Industries with a VR Future
Beyond entertainment, virtual reality could play an important role in a number of fields. Healthcare is a prime example of VR’s many uses. VR simulations of a patient’s anatomy can aid in diagnosis, and can also help doctors understand the effects of treatment. In addition, VR can help with rehabilitation for patients dealing with strokes and brain injuries by framing rehab exercises as a fun game.
Have you ever considered how VR could revolutionise the way you shop? Virtual reality could streamline the retail industry, allowing customers to experience items without the store having the item physically on-site. Imagine choosing your sofa colour with a VR headset on!

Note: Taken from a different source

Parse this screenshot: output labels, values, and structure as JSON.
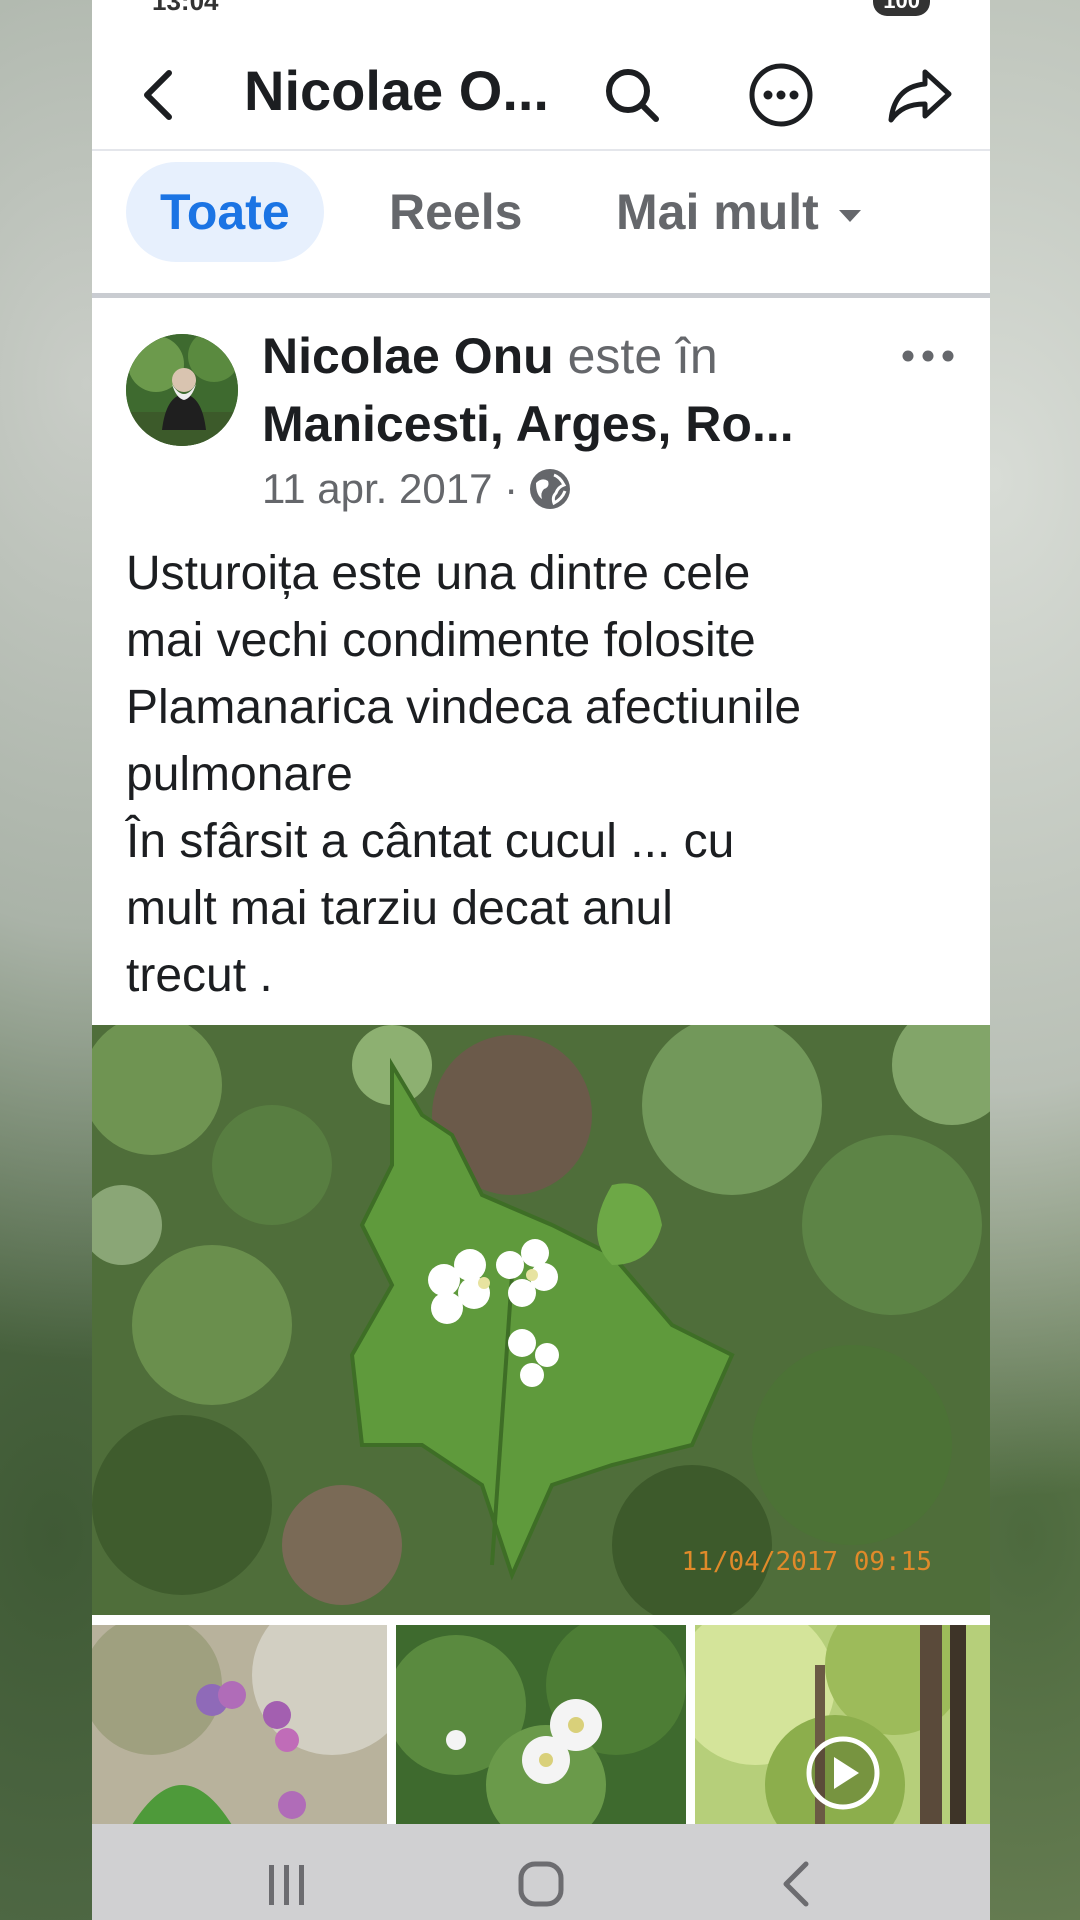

In addition, the ability to simulate buildings through VR could disrupt the architecture industry. When designing a building, architects could create a VR model, manipulating the lighting, materials and other aspects to experience what the structure will be like once it’s built. This method of designing could save millions of dollars in design flaws during the construction process.
One of the most exciting possibilities for VR is its use in education. Virtual reality will allow students to experience science and history for themselves—taking a tour of a human cell or walking the Great Wall of China through VR could give pupils incredible insights and personal perspectives. VR could also bring together students from all over the world in the same classroom—without the students having to leave their homes.
What It Means for Us
Though we’ve been gearing up for the dawn of a ‘virtual reality era’ for years now, recent innovations and growth in the industry are promising. The release of VR headsets for home entertainment use is just the beginning. Virtual reality has the capability to transform so many areas of our lives, from the way we shop for groceries to the way our children study for tests, and new applications will develop as we become accustomed to VR in our daily activities.
For Tej Kohli, business and emerging technologies like VR are inextricably linked. Investing time and energy into exploring the possibilities of virtual reality can help us flourish in the workplace, ultimately leading to more innovation and a better future.